The 2008 edition's chapters on planning and evaluating community benefit programs are enhanced, based on the work of a CHA task force to incorporate principles of public health into community benefit program planning and evaluation. Key concepts from a CHA resource on program evaluation, currently being pilot tested and scheduled for release in spring 2009, have been incorporated in the updated edition of the guide.
The revised planning and evaluation approach provides guidelines for developing a program theory (preferably from an evidence-based source), as well as for establishing goals, objectives and indicators for knowing whether objectives are met. The logic model, used in public health and social program planning and evaluation, is described with community benefit examples.
Telling the Community Benefit Story Better
The National Association of Children's Hospitals and Related Institutions helped re-craft the revised guide's communications chapter. Guidelines describe how to assess the needs and interests of various audiences, tailor the community benefit message and work with others to describe the impact of the community benefit program. A new section gives helpful suggestions for working with the media. Like the previous edition of the guide, the revised edition stresses the importance of involving the health care organization's communications staff in all aspects of community benefit programming.
Adapting Guidelines with National Partners
Other national organizations assisted in the guide's revision. The Association of Academic Medical Centers helped both the IRS and CHA with the definition and accounting of health professional education programs and research. The National Rural Health Association provided advice on how the guidelines could be adapted by critical access hospitals and other small rural facilities. CHAN, an organization that provides internal auditing services for not-for-profit health care, provided technical assistance for accounting.
The 2006 version of the guide proved to be both popular with readers and influential in the IRS process to prepare the new Schedule H. And, so far, the revised edition is getting good reviews. Renee Hanrahan, a CHA advisory committee member and newcomer to community benefit, said, "With every page of the drafts I reviewed I found myself saying, 'this is exactly the information I've been looking for.'"
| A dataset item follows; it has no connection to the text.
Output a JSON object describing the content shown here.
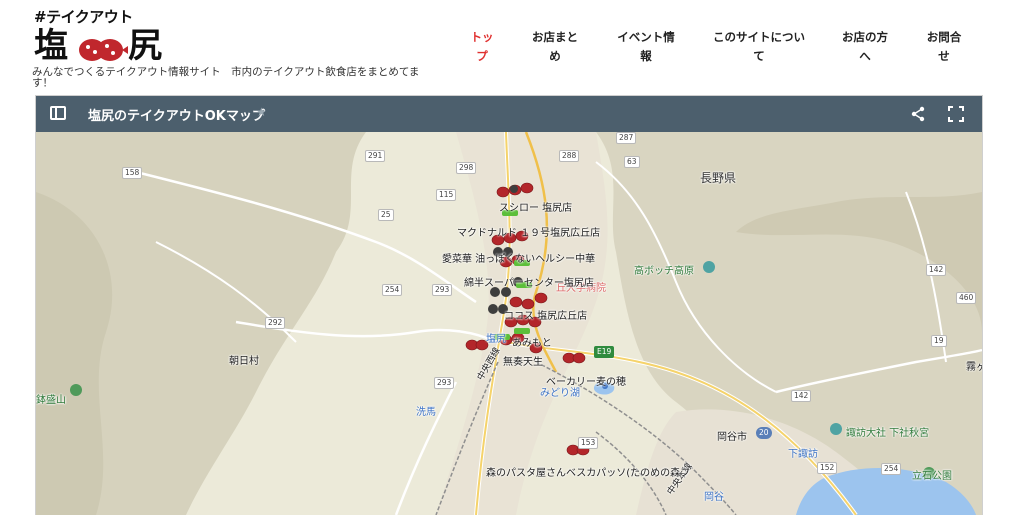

Copyright © 2008 by the Catholic Health Association of the United States
For reprint permission, contact Betty Crosby or call (314) 253-3477.